**WORK ORDER:**
Please go line by line and repeat the data below exactly, with no images.

----

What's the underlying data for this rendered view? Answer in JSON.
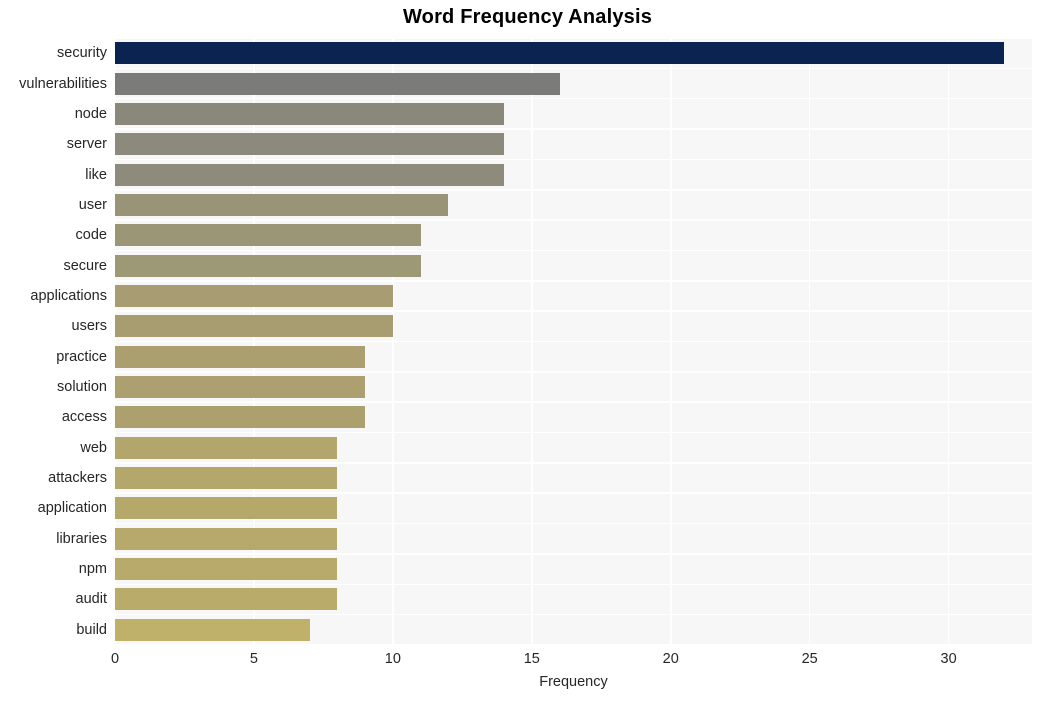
{
  "chart_data": {
    "type": "bar",
    "orientation": "horizontal",
    "title": "Word Frequency Analysis",
    "xlabel": "Frequency",
    "ylabel": "",
    "xlim": [
      0,
      33
    ],
    "ylim": null,
    "grid": true,
    "legend": false,
    "legend_position": "none",
    "xticks": [
      0,
      5,
      10,
      15,
      20,
      25,
      30
    ],
    "xtick_labels": [
      "0",
      "5",
      "10",
      "15",
      "20",
      "25",
      "30"
    ],
    "categories": [
      "security",
      "vulnerabilities",
      "node",
      "server",
      "like",
      "user",
      "code",
      "secure",
      "applications",
      "users",
      "practice",
      "solution",
      "access",
      "web",
      "attackers",
      "application",
      "libraries",
      "npm",
      "audit",
      "build"
    ],
    "values": [
      32,
      16,
      14,
      14,
      14,
      12,
      11,
      11,
      10,
      10,
      9,
      9,
      9,
      8,
      8,
      8,
      8,
      8,
      8,
      7
    ],
    "bar_colors": [
      "#0b2350",
      "#7b7b79",
      "#8a887a",
      "#8c8a7c",
      "#8e8b7c",
      "#999377",
      "#9b9676",
      "#9d9875",
      "#a79c72",
      "#a89d71",
      "#ab9f70",
      "#ac9f70",
      "#ada06f",
      "#b3a66c",
      "#b4a76c",
      "#b5a86b",
      "#b6a96b",
      "#b7aa6a",
      "#b9ab6a",
      "#bfb169"
    ]
  },
  "style": {
    "plot_background": "#f7f7f7",
    "figure_background": "#ffffff",
    "gridline_color": "#ffffff",
    "text_color": "#262626",
    "title_color": "#000000",
    "highlight_color": "#0b2350"
  }
}
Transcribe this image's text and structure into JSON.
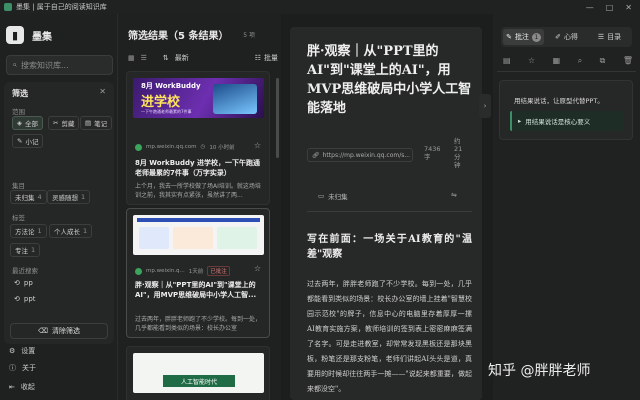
{
  "window": {
    "title": "墨集 | 属于自己的阅读知识库",
    "controls": [
      "—",
      "□",
      "✕"
    ]
  },
  "sidebar": {
    "brand": "墨集",
    "search_placeholder": "搜索知识库...",
    "filter": {
      "title": "筛选",
      "scope_label": "范围",
      "scope_items": [
        "全部",
        "剪藏",
        "笔记",
        "小记"
      ],
      "collection_label": "集目",
      "collection_items": [
        {
          "label": "未归集",
          "count": "4"
        },
        {
          "label": "灵感随想",
          "count": "1"
        }
      ],
      "tags_label": "标签",
      "tag_items": [
        {
          "label": "方法论",
          "count": "1"
        },
        {
          "label": "个人成长",
          "count": "1"
        },
        {
          "label": "专注",
          "count": "1"
        }
      ],
      "recent_label": "最近搜索",
      "recent_items": [
        "pp",
        "ppt"
      ],
      "clear_label": "清除筛选"
    },
    "footer": {
      "settings": "设置",
      "about": "关于",
      "collapse": "收起"
    }
  },
  "results": {
    "title": "筛选结果（5 条结果）",
    "count": "5 项",
    "sort_label": "最新",
    "batch_label": "批量",
    "cards": [
      {
        "thumb_line1": "8月 WorkBuddy",
        "thumb_line2": "进学校",
        "thumb_line3": "一下午跑通老师最累的7件事",
        "source": "mp.weixin.qq.com",
        "time": "10 小时前",
        "title": "8月 WorkBuddy 进学校，一下午跑通老师最累的7件事（万字实录）",
        "excerpt": "上个月，我去一所学校做了场AI培训。就这场培训之前，我其实有点紧张，虽然讲了两..."
      },
      {
        "source": "mp.weixin.q...",
        "time": "1天前",
        "badge": "已批注",
        "title": "胖·观察｜从\"PPT里的AI\"到\"课堂上的AI\"，用MVP思维破局中小学人工智...",
        "excerpt": "过去两年，胖胖老师跑了不少学校。每到一处，几乎都能看到类似的场景：校长办公室"
      },
      {
        "thumb_text": "人工智能时代"
      }
    ]
  },
  "reader": {
    "title": "胖·观察｜从\"PPT里的AI\"到\"课堂上的AI\"，用MVP思维破局中小学人工智能落地",
    "url": "https://mp.weixin.qq.com/s...",
    "word_count_value": "7436",
    "word_count_unit": "字",
    "read_time_line1": "约",
    "read_time_line2": "21",
    "read_time_line3": "分",
    "read_time_line4": "钟",
    "status": "未归集",
    "subheading": "写在前面：一场关于AI教育的\"温差\"观察",
    "body": "过去两年，胖胖老师跑了不少学校。每到一处，几乎都能看到类似的场景：校长办公室的墙上挂着\"智慧校园示范校\"的牌子，信息中心的电脑里存着厚厚一摞AI教育实施方案，教师培训的签到表上密密麻麻签满了名字。可是走进教室，却常常发现黑板还是那块黑板，粉笔还是那支粉笔，老师们讲起AI头头是道，真要用的时候却往往两手一摊——\"说起来都重要，做起来都没空\"。"
  },
  "panel": {
    "tabs": [
      {
        "label": "批注",
        "count": "1"
      },
      {
        "label": "心得"
      },
      {
        "label": "目录"
      }
    ],
    "note_text": "用结果说话，让原型代替PPT。",
    "note_quote": "用结果说话是核心要义"
  },
  "watermark": "知乎 @胖胖老师"
}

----

**RESPONSE AREA:**
What's the underlying data for this rendered view? Answer in JSON.
{
  "chart_data": {
    "type": "bar",
    "orientation": "horizontal",
    "title": "Word Frequency Analysis",
    "xlabel": "Frequency",
    "ylabel": "",
    "xlim": [
      0,
      33
    ],
    "ylim": null,
    "grid": true,
    "legend": false,
    "legend_position": "none",
    "xticks": [
      0,
      5,
      10,
      15,
      20,
      25,
      30
    ],
    "xtick_labels": [
      "0",
      "5",
      "10",
      "15",
      "20",
      "25",
      "30"
    ],
    "categories": [
      "security",
      "vulnerabilities",
      "node",
      "server",
      "like",
      "user",
      "code",
      "secure",
      "applications",
      "users",
      "practice",
      "solution",
      "access",
      "web",
      "attackers",
      "application",
      "libraries",
      "npm",
      "audit",
      "build"
    ],
    "values": [
      32,
      16,
      14,
      14,
      14,
      12,
      11,
      11,
      10,
      10,
      9,
      9,
      9,
      8,
      8,
      8,
      8,
      8,
      8,
      7
    ],
    "bar_colors": [
      "#0b2350",
      "#7b7b79",
      "#8a887a",
      "#8c8a7c",
      "#8e8b7c",
      "#999377",
      "#9b9676",
      "#9d9875",
      "#a79c72",
      "#a89d71",
      "#ab9f70",
      "#ac9f70",
      "#ada06f",
      "#b3a66c",
      "#b4a76c",
      "#b5a86b",
      "#b6a96b",
      "#b7aa6a",
      "#b9ab6a",
      "#bfb169"
    ]
  },
  "style": {
    "plot_background": "#f7f7f7",
    "figure_background": "#ffffff",
    "gridline_color": "#ffffff",
    "text_color": "#262626",
    "title_color": "#000000",
    "highlight_color": "#0b2350"
  }
}
Transcribe this image's text and structure into JSON.
{
  "window": {
    "title": "墨集 | 属于自己的阅读知识库",
    "controls": [
      "—",
      "□",
      "✕"
    ]
  },
  "sidebar": {
    "brand": "墨集",
    "search_placeholder": "搜索知识库...",
    "filter": {
      "title": "筛选",
      "scope_label": "范围",
      "scope_items": [
        "全部",
        "剪藏",
        "笔记",
        "小记"
      ],
      "collection_label": "集目",
      "collection_items": [
        {
          "label": "未归集",
          "count": "4"
        },
        {
          "label": "灵感随想",
          "count": "1"
        }
      ],
      "tags_label": "标签",
      "tag_items": [
        {
          "label": "方法论",
          "count": "1"
        },
        {
          "label": "个人成长",
          "count": "1"
        },
        {
          "label": "专注",
          "count": "1"
        }
      ],
      "recent_label": "最近搜索",
      "recent_items": [
        "pp",
        "ppt"
      ],
      "clear_label": "清除筛选"
    },
    "footer": {
      "settings": "设置",
      "about": "关于",
      "collapse": "收起"
    }
  },
  "results": {
    "title": "筛选结果（5 条结果）",
    "count": "5 项",
    "sort_label": "最新",
    "batch_label": "批量",
    "cards": [
      {
        "thumb_line1": "8月 WorkBuddy",
        "thumb_line2": "进学校",
        "thumb_line3": "一下午跑通老师最累的7件事",
        "source": "mp.weixin.qq.com",
        "time": "10 小时前",
        "title": "8月 WorkBuddy 进学校，一下午跑通老师最累的7件事（万字实录）",
        "excerpt": "上个月，我去一所学校做了场AI培训。就这场培训之前，我其实有点紧张，虽然讲了两..."
      },
      {
        "source": "mp.weixin.q...",
        "time": "1天前",
        "badge": "已批注",
        "title": "胖·观察｜从\"PPT里的AI\"到\"课堂上的AI\"，用MVP思维破局中小学人工智...",
        "excerpt": "过去两年，胖胖老师跑了不少学校。每到一处，几乎都能看到类似的场景：校长办公室"
      },
      {
        "thumb_text": "人工智能时代"
      }
    ]
  },
  "reader": {
    "title": "胖·观察｜从\"PPT里的AI\"到\"课堂上的AI\"，用MVP思维破局中小学人工智能落地",
    "url": "https://mp.weixin.qq.com/s...",
    "word_count_value": "7436",
    "word_count_unit": "字",
    "read_time_line1": "约",
    "read_time_line2": "21",
    "read_time_line3": "分",
    "read_time_line4": "钟",
    "status": "未归集",
    "subheading": "写在前面：一场关于AI教育的\"温差\"观察",
    "body": "过去两年，胖胖老师跑了不少学校。每到一处，几乎都能看到类似的场景：校长办公室的墙上挂着\"智慧校园示范校\"的牌子，信息中心的电脑里存着厚厚一摞AI教育实施方案，教师培训的签到表上密密麻麻签满了名字。可是走进教室，却常常发现黑板还是那块黑板，粉笔还是那支粉笔，老师们讲起AI头头是道，真要用的时候却往往两手一摊——\"说起来都重要，做起来都没空\"。"
  },
  "panel": {
    "tabs": [
      {
        "label": "批注",
        "count": "1"
      },
      {
        "label": "心得"
      },
      {
        "label": "目录"
      }
    ],
    "note_text": "用结果说话，让原型代替PPT。",
    "note_quote": "用结果说话是核心要义"
  },
  "watermark": "知乎 @胖胖老师"
}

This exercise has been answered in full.